Task item:
In the material below, find every line containing "discord" and copy that line.

Data in this exercise:

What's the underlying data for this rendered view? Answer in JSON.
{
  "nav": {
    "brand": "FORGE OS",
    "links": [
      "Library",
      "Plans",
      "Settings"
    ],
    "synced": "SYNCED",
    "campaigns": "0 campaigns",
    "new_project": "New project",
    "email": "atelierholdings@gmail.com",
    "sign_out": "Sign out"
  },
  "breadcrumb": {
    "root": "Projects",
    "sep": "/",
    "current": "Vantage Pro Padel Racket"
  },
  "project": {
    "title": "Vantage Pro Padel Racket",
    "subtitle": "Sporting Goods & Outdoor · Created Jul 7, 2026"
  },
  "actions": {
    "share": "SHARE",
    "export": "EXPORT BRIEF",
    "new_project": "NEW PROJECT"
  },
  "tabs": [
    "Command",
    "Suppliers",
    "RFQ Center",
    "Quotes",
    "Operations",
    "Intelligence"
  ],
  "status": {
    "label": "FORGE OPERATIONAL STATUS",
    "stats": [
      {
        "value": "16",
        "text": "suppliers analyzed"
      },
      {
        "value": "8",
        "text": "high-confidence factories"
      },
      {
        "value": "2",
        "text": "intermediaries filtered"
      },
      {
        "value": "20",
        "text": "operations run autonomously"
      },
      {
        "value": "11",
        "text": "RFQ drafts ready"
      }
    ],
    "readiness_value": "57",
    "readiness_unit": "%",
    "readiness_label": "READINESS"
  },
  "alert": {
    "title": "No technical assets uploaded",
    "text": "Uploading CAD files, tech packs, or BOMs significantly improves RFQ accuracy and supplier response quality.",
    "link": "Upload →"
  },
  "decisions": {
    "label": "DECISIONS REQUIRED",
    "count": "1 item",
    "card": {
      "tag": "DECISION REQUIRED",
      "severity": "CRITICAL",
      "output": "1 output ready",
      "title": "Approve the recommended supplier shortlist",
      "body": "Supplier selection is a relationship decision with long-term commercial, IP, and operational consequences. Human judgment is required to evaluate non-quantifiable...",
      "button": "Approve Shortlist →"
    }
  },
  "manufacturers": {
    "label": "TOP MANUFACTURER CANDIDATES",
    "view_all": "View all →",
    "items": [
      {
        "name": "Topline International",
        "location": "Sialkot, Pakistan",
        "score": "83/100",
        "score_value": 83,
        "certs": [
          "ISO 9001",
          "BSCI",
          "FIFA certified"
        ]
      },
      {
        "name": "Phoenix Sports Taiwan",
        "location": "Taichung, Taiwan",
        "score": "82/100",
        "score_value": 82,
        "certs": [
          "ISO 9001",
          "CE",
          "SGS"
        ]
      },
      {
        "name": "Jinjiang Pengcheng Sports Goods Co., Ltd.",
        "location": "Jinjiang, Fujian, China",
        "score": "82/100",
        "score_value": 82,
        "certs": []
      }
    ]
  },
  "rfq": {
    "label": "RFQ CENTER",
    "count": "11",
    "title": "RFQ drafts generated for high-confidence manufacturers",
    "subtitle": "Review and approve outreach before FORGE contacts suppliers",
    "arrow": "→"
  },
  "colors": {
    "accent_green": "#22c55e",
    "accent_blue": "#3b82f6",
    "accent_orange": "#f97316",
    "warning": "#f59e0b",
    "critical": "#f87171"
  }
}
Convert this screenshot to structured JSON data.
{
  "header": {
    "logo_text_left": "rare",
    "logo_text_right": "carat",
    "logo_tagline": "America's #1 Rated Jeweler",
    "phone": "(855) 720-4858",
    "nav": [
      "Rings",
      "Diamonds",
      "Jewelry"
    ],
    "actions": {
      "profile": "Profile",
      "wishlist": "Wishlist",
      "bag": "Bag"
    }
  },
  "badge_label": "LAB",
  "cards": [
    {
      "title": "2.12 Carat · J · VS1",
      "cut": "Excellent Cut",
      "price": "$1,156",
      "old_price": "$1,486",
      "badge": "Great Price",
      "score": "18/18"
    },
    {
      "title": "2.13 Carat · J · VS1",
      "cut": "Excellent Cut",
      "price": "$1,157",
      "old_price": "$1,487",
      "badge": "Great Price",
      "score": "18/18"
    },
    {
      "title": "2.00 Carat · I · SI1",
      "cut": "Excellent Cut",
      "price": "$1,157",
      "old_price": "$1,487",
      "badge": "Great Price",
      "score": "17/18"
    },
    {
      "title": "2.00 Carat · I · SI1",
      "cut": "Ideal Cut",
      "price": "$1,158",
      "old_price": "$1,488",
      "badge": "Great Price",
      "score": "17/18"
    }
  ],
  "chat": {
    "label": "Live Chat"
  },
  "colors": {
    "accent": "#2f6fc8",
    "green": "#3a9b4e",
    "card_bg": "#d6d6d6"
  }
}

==

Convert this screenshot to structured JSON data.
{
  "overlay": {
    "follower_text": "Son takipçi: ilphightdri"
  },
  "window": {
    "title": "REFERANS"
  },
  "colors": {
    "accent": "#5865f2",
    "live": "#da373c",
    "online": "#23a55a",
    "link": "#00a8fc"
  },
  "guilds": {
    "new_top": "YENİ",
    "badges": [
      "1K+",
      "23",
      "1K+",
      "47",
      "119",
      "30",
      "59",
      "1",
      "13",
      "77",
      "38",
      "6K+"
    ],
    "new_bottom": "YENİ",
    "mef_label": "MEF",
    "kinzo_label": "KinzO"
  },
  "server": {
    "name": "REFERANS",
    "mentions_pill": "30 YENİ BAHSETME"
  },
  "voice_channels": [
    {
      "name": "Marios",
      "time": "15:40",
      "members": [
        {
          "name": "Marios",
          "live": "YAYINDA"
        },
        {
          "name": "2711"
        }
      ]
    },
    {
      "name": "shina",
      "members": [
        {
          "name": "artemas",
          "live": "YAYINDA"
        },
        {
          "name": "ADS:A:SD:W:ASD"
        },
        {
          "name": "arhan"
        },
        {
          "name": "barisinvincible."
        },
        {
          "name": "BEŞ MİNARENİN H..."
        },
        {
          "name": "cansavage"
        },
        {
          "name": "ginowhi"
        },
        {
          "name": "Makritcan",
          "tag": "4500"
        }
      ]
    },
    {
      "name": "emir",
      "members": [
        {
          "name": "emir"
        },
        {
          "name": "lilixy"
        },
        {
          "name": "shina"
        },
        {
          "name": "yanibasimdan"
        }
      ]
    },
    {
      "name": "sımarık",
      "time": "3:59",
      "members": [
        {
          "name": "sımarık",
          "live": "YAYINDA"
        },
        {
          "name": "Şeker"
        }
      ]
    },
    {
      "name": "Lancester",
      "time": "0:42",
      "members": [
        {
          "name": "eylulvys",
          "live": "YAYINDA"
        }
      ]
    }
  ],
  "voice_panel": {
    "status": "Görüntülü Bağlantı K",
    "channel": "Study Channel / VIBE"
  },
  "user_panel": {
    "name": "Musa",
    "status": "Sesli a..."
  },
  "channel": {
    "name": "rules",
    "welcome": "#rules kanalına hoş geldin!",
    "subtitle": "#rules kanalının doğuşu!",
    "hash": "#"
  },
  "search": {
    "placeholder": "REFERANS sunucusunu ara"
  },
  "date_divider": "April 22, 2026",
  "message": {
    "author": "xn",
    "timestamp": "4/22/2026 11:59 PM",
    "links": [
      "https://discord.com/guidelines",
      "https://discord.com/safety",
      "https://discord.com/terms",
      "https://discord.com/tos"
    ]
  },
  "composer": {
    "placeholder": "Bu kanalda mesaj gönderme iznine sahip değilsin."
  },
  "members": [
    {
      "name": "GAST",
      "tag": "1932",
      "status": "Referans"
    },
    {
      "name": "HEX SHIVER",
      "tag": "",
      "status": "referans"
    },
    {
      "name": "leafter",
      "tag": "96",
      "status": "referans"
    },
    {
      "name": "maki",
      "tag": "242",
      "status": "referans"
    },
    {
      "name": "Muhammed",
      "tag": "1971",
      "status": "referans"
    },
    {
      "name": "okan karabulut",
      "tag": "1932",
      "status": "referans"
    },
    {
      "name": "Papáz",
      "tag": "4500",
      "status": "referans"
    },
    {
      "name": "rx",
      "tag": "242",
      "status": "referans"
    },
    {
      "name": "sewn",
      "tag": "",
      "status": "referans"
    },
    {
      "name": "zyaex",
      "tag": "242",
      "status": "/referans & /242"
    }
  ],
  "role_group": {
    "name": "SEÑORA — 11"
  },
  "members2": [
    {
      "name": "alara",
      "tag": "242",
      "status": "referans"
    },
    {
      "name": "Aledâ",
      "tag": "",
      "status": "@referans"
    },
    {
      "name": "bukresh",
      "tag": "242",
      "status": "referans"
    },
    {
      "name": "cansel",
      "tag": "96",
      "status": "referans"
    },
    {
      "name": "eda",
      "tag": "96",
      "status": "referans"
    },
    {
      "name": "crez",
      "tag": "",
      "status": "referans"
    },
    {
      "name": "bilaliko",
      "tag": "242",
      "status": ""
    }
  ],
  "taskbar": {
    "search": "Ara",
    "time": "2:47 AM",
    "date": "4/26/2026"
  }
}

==

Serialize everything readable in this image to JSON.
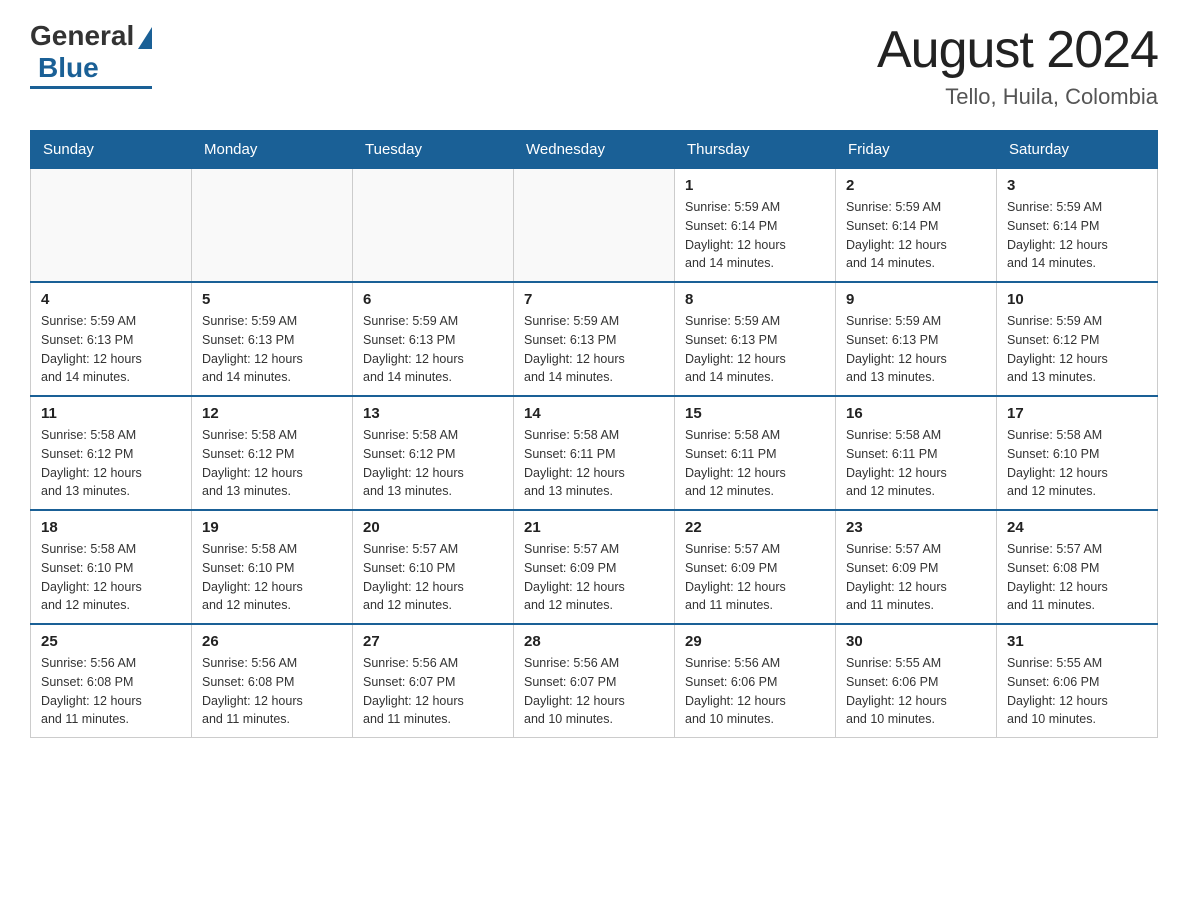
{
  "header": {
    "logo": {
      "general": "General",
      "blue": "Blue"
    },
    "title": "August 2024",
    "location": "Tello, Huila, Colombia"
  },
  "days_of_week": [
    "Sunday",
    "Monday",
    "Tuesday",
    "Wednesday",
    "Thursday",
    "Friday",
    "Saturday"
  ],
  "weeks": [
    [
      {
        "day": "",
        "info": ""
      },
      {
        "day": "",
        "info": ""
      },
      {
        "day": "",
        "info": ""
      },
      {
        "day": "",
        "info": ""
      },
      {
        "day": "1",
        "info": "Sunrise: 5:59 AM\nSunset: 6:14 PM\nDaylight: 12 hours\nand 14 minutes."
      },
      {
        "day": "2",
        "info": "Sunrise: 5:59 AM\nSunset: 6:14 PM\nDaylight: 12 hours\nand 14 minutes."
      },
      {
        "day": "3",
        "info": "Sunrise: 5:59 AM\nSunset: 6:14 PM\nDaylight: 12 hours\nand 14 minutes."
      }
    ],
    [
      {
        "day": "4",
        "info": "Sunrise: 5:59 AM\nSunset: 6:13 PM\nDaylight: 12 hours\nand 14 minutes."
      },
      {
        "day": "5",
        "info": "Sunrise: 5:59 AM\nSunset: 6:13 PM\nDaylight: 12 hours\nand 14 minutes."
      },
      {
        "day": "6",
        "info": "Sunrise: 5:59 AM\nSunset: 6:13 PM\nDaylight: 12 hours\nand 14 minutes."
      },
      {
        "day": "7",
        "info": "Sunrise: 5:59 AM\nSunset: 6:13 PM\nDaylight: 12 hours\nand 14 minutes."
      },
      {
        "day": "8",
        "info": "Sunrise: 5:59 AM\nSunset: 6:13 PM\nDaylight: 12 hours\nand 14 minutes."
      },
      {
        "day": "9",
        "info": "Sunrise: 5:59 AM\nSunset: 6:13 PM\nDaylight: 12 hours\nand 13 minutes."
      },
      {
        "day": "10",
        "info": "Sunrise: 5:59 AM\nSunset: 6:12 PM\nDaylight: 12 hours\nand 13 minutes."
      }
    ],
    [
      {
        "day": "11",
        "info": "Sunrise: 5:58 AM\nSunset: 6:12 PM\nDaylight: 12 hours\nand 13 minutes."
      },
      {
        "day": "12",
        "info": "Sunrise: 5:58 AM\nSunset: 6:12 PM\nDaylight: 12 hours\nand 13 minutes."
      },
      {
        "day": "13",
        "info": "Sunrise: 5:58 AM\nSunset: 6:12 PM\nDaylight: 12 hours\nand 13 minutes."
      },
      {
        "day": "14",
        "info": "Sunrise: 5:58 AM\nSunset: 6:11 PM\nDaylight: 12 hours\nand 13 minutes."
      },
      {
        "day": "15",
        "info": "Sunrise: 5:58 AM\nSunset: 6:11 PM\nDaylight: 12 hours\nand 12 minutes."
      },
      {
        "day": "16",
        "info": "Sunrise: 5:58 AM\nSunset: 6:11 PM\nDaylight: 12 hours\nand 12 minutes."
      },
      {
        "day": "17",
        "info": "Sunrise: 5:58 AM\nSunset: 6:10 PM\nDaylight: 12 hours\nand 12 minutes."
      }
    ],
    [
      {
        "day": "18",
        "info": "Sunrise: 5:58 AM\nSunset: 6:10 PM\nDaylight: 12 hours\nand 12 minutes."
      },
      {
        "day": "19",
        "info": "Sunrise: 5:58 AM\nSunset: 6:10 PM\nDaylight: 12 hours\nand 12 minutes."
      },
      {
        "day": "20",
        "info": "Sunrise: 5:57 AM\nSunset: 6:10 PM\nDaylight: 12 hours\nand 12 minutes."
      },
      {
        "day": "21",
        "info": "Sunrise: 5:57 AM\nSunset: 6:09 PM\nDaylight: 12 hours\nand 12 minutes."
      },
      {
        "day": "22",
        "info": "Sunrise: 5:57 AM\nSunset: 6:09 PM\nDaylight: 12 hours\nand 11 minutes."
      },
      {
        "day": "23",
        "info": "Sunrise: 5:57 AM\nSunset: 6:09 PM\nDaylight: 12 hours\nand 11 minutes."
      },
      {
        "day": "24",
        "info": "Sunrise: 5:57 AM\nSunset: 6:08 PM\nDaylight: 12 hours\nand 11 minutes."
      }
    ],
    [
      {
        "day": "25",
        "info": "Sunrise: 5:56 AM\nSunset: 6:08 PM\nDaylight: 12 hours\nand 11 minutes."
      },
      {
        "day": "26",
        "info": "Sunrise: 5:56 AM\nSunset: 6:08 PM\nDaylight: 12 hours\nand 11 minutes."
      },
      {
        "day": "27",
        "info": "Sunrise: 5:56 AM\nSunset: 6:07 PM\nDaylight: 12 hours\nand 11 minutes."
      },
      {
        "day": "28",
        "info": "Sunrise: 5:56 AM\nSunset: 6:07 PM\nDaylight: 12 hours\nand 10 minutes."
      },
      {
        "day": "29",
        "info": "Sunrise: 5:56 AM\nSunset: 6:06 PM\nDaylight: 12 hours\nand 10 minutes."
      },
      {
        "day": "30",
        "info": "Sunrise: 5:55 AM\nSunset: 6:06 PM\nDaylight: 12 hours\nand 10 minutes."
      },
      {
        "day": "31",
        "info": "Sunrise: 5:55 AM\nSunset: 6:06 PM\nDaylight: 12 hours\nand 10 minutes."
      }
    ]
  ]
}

Answer to this problem:
      "https://discord.com/guidelines",
      "https://discord.com/safety",
      "https://discord.com/terms",
      "https://discord.com/tos"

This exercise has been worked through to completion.